ABOUT THIS TASK: For the data below, tally how many lines contain "sharing" and answer only with that tally.

- Opening Delimiter -

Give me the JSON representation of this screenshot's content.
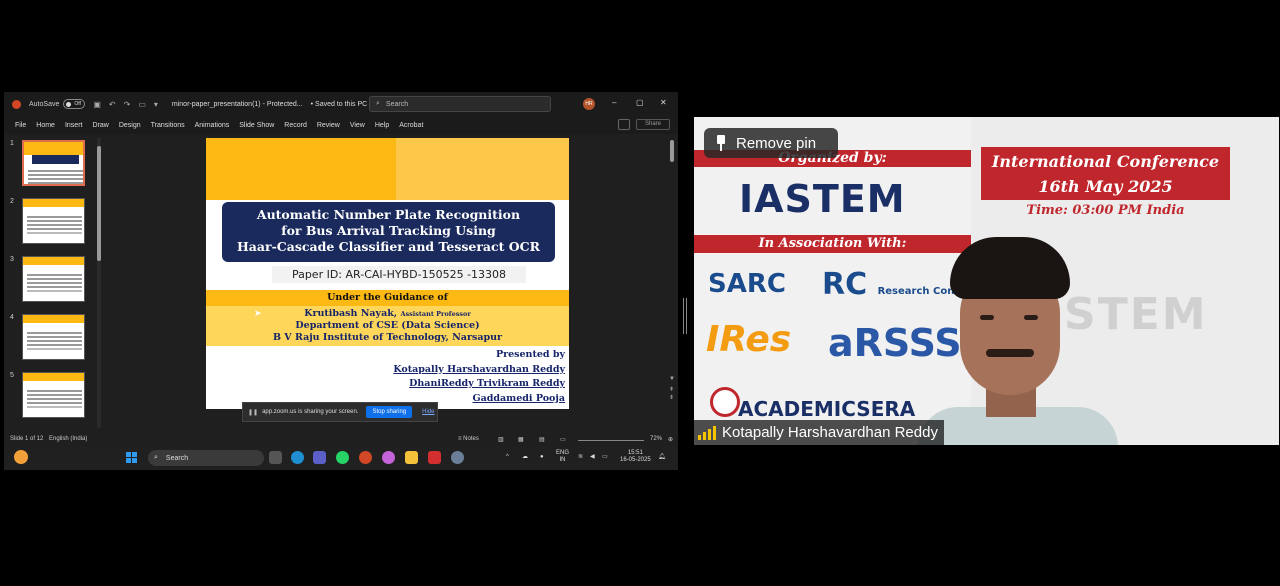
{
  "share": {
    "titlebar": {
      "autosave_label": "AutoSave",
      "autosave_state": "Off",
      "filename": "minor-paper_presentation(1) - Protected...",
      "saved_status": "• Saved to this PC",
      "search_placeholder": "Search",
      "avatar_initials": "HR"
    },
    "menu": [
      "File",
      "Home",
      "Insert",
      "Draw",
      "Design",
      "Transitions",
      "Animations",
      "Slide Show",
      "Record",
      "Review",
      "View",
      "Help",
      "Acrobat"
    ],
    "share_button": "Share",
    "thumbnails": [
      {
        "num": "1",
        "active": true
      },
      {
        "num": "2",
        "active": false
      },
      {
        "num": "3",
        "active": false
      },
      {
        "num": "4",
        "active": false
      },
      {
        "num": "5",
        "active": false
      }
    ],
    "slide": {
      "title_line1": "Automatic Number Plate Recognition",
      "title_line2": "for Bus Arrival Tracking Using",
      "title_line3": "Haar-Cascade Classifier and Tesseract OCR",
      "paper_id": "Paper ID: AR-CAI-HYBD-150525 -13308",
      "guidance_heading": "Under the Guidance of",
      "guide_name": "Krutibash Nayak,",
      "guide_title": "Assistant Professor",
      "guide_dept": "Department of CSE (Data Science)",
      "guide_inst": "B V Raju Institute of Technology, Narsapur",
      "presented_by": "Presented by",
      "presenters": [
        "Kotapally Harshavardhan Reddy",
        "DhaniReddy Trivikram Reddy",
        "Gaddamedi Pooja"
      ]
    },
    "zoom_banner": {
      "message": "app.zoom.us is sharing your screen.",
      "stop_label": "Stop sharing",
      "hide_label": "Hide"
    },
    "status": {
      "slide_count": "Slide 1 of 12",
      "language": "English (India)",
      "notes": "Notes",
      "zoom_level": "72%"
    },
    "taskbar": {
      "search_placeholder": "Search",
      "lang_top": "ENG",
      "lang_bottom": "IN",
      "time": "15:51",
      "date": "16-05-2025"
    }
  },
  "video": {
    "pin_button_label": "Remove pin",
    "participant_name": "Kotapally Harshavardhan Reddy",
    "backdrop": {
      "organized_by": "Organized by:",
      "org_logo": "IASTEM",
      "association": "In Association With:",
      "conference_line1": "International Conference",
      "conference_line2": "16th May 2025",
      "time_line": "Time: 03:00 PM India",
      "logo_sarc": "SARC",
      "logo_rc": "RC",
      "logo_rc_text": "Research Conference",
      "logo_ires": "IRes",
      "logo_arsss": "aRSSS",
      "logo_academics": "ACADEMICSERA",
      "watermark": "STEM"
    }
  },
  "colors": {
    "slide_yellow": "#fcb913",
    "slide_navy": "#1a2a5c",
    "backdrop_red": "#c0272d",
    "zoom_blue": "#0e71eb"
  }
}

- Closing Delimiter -

REPLY: 2